I’ve been thinking about how to travel around, check places out, and see where I feel at home. And still stay on my $1300 a month Social Security, and maybe save a bit of change. The solution was so obvious I am embarrassed to have just remembered it. I say remembered because I have been here before, only differently.
My last teaching position was close to volunteering. I made enough to get by, but the hours were long, the work was very hard, and the pleasures immeasurable. Teaching in Bangladesh, at a women’s university that recruited students from all over Asia, rewarded me fully for my efforts. I took the job because I wanted to use my skills for those who couldn’t afford to pay for them. I had been teaching at private universities across Asia to students who could afford the tuition, and often didn’t care much about what I had to offer. But I knew I couldn’t afford at that point to volunteer, and Asian University for Women was a good compromise – a minimum sort of wage and students who soaked up education with great appreciation.
I took the job there knowing that I was taking a huge cut in wages and that it would be a very tough experience. Both were true. The political turmoil in the country makes it dangerous and unpredictable. I taught courses I hadn’t taught before, and had to try to stay prepared a week, or a day, ahead of my students. Electricity is a luxury interrupted many times a day, and the temperatures and humidity made teaching a sweaty circumstance. It was what is kindly referred to as a “hardship post”.
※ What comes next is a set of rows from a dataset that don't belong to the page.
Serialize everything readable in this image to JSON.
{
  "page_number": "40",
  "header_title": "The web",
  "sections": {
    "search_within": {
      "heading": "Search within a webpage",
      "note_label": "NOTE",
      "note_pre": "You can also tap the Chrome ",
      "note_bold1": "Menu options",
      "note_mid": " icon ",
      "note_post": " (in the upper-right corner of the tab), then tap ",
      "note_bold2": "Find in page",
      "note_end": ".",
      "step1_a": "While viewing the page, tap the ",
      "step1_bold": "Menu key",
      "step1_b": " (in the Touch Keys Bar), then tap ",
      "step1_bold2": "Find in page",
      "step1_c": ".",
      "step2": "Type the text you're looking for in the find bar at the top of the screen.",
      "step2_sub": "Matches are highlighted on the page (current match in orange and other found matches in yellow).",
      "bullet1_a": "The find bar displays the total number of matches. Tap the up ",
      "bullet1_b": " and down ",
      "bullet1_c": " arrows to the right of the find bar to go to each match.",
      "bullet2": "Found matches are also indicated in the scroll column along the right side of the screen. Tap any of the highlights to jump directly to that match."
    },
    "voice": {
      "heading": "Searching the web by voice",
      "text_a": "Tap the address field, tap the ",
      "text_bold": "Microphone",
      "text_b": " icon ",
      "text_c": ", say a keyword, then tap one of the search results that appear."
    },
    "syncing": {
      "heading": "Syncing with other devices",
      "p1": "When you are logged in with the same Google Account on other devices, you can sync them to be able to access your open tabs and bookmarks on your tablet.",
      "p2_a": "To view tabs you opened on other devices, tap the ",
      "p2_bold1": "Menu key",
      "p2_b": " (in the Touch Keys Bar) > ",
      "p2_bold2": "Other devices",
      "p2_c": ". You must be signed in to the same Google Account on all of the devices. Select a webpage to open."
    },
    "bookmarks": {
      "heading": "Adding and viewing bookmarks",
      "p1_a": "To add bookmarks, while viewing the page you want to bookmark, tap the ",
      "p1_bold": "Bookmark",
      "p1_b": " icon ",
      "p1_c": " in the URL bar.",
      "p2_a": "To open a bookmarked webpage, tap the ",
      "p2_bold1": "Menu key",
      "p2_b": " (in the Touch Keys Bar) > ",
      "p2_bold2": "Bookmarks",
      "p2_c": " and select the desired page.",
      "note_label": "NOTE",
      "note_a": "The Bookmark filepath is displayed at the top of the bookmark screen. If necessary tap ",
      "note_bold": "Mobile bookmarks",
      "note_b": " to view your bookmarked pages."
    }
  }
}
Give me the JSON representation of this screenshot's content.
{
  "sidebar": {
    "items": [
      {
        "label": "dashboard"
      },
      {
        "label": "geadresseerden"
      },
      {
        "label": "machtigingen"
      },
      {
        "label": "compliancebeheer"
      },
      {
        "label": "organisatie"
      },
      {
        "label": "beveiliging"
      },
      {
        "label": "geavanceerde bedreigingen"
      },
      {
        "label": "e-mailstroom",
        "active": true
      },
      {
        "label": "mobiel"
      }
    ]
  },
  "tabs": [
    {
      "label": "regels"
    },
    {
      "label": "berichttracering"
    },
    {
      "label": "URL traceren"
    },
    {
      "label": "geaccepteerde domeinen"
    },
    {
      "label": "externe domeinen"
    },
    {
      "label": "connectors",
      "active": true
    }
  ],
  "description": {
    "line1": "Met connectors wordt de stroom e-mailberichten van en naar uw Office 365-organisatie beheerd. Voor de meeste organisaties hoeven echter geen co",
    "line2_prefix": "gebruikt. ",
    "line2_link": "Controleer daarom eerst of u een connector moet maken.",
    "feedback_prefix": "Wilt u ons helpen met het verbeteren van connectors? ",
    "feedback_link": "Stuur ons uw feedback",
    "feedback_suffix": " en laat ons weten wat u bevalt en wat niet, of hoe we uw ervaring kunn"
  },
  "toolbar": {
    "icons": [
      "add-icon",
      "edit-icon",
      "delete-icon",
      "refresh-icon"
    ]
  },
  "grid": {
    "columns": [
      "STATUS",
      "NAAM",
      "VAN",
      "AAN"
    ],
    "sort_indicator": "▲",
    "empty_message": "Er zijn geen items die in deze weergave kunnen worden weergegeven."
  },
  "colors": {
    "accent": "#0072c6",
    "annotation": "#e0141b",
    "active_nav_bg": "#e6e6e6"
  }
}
Poverty is a grinding experience. I know people who don’t travel to some countries because the poverty is too painful. I can understand that. Kindhearted people want to help. We don’t want to know that we are impotent to solve the world’s problems. When you get to know people who are abjectly poor, hang out with them, they are then people, not the world’s problems, not objects of pity. Not seeing suffering doesn’t make it go away. It is there, and seeing it in all of its glory and humanity can have a salutary effect.
So, now I have the “minimum wage” of my Social Security. I have many years of teaching experience, with students for whom English was not a first language, and for some to say it was a second language would be a serious overstatement. I have lived in very challenging environments, mostly enjoyably. I do have something to offer. I suspect most of us do, after all, we are seniors with tons of life experience. Why not do some volunteering as I travel through Latin America?
I’ll be researching this now and will be posting more.